The Närpes-based artist Karin Lipkin-Forsén could easily be called the grande dame of Konstrundan - she has participated in Konstrundan every year! Karin got her studio in 2008, the same year as Konstrundan was organised for the first time, and she has participated in Konstrundan ever since. It was close that she wouldn’t have a studio at all and in that case Karin might not have applied for her first art circuit either. It feels almost as faith played a role here. The studio, located on the bottom floor of a building with views over the museum bridge in Närpes, was a big investment for Karin.
-I sold everything to have it. Then I started to doubt - can I really do this? I backed out, but regretted it and then someone else had already laid eyes on the property. Luckily the bank gave me a call later and asked if I was still interested in the place and in the end the studio became mine and now I’ve been working there for 14 years and taken part in Konstrundan for as many years.
Karin has always been making art, but before she became an artist she had what she refers to as her bureaucratic period: she worked, started a family and didn’t have time for art other than as an exhibition visitor.
-Even if you don’t work with your hands, I believe the eye can be trained, Karin says of the importance art has had in her life even during periods when she hasn’t had time to create herself. During the so-called bureaucratic period Karin worked in a gift shop that also sold art materials and had a small gallery. Surrounded by all these materials she could not resist the temptation to make art herself and to use the materials she was surrounded by on a daily basis. It was here that her artistry grew. Karin paints with oil and watercolour, but her main medium is printmaking. That it was printmaking that became her thing happened because when she closed her shop, in order to focus on art, the University for Art and Design had relocated their printing department to Vasa. Karin applied for the school and commuted to Vasa for a year and got a degree in printmaking.
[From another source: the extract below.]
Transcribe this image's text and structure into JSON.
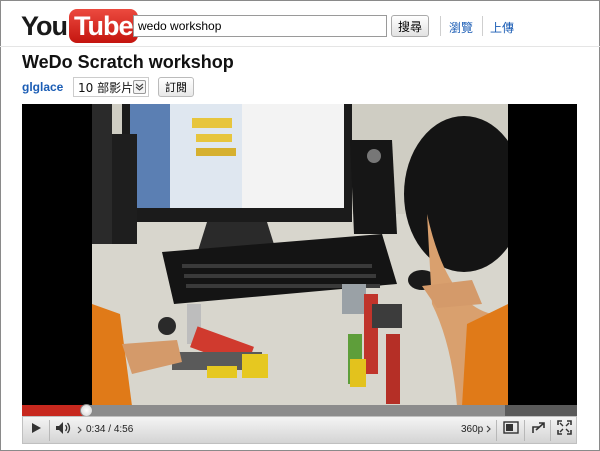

Besides getting to know artists, art forms and art techniques, it’s also possible to buy art straight from the artist during Konstrundan. For Karin Konstrundan happens to be the best sales event of the year, even though she sometimes keeps her studio open during the summer months or around christmas and sells works through her exhibitions. The corona virus has messed up many artists' exhibition calendars and hence Karin doesn’t have any exhibitions planned for this year. Every summer she’s usually in a different Nordic country painting together with a group of Nordic artists she got to know in Gresleborgsskolan, an art school outside Gothenburg, but this event is also on a break and waiting for better times. Instead Karin has focused on working on and renewing her collection.
-It’s fun to show something new every year! Many visitors come here year after year and I always try to have something new to show them. To be an artist is lonely at times, so it’s fun to meet new people and Konstrundan is a great opportunity to do that, she says. I think all the Konstrundans so far have been equally good and I have no special expectations for this year - except that it will be as good as previous years!
That there are challenges in her work is what keeps it interesting. Karin tries to work as environmentally friendly as printmaking allows and she loves to experiment with new printmaking techniques and to create new visual effects.
-Different effects and trying to bring them out is great fun, it stops the work from getting too pretty! When I succeed in that, I’m overwhelmed, she finishes.
Text: Ida Taavitsainen
Foto: Patricia Rodas